◆ PROBLEM STATEMENT ◆
I would like you to print all the records below exactly as they are.

Saved entries
:::::

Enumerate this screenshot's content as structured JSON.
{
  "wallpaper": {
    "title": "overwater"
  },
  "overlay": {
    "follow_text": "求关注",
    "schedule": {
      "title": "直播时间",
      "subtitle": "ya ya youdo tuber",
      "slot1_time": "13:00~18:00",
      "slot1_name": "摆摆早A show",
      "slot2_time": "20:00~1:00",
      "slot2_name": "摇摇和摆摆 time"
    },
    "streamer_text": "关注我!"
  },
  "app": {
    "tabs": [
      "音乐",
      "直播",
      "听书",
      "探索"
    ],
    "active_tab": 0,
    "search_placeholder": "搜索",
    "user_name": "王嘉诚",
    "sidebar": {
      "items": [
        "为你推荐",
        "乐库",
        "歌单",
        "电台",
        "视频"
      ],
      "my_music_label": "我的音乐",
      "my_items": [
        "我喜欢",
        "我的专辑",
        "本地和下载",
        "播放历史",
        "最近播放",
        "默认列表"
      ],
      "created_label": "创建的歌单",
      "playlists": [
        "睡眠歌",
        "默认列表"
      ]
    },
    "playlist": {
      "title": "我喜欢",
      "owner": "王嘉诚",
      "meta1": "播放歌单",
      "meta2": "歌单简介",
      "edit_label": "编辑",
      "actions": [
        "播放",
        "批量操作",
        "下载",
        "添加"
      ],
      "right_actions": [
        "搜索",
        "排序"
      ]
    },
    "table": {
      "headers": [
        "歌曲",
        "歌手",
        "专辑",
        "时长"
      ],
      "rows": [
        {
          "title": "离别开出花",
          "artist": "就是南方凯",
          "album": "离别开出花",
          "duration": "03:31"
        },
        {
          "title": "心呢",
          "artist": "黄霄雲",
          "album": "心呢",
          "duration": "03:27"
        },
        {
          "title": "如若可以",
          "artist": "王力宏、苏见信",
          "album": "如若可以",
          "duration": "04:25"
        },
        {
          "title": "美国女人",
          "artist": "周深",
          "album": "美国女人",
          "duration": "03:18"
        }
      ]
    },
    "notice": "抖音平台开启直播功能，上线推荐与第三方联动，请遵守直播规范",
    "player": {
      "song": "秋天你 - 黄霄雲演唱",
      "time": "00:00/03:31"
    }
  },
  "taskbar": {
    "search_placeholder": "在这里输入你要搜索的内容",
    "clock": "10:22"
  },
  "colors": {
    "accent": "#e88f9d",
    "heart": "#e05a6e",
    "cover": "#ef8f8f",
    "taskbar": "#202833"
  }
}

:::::

◆ SOLUTION TO THIS EXERCISE ◆
Enumerate this screenshot's content as structured JSON.
{
  "wallpaper": {
    "title": "overwater"
  },
  "overlay": {
    "follow_text": "求关注",
    "schedule": {
      "title": "直播时间",
      "subtitle": "ya ya youdo tuber",
      "slot1_time": "13:00~18:00",
      "slot1_name": "摆摆早A show",
      "slot2_time": "20:00~1:00",
      "slot2_name": "摇摇和摆摆 time"
    },
    "streamer_text": "关注我!"
  },
  "app": {
    "tabs": [
      "音乐",
      "直播",
      "听书",
      "探索"
    ],
    "active_tab": 0,
    "search_placeholder": "搜索",
    "user_name": "王嘉诚",
    "sidebar": {
      "items": [
        "为你推荐",
        "乐库",
        "歌单",
        "电台",
        "视频"
      ],
      "my_music_label": "我的音乐",
      "my_items": [
        "我喜欢",
        "我的专辑",
        "本地和下载",
        "播放历史",
        "最近播放",
        "默认列表"
      ],
      "created_label": "创建的歌单",
      "playlists": [
        "睡眠歌",
        "默认列表"
      ]
    },
    "playlist": {
      "title": "我喜欢",
      "owner": "王嘉诚",
      "meta1": "播放歌单",
      "meta2": "歌单简介",
      "edit_label": "编辑",
      "actions": [
        "播放",
        "批量操作",
        "下载",
        "添加"
      ],
      "right_actions": [
        "搜索",
        "排序"
      ]
    },
    "table": {
      "headers": [
        "歌曲",
        "歌手",
        "专辑",
        "时长"
      ],
      "rows": [
        {
          "title": "离别开出花",
          "artist": "就是南方凯",
          "album": "离别开出花",
          "duration": "03:31"
        },
        {
          "title": "心呢",
          "artist": "黄霄雲",
          "album": "心呢",
          "duration": "03:27"
        },
        {
          "title": "如若可以",
          "artist": "王力宏、苏见信",
          "album": "如若可以",
          "duration": "04:25"
        },
        {
          "title": "美国女人",
          "artist": "周深",
          "album": "美国女人",
          "duration": "03:18"
        }
      ]
    },
    "notice": "抖音平台开启直播功能，上线推荐与第三方联动，请遵守直播规范",
    "player": {
      "song": "秋天你 - 黄霄雲演唱",
      "time": "00:00/03:31"
    }
  },
  "taskbar": {
    "search_placeholder": "在这里输入你要搜索的内容",
    "clock": "10:22"
  },
  "colors": {
    "accent": "#e88f9d",
    "heart": "#e05a6e",
    "cover": "#ef8f8f",
    "taskbar": "#202833"
  }
}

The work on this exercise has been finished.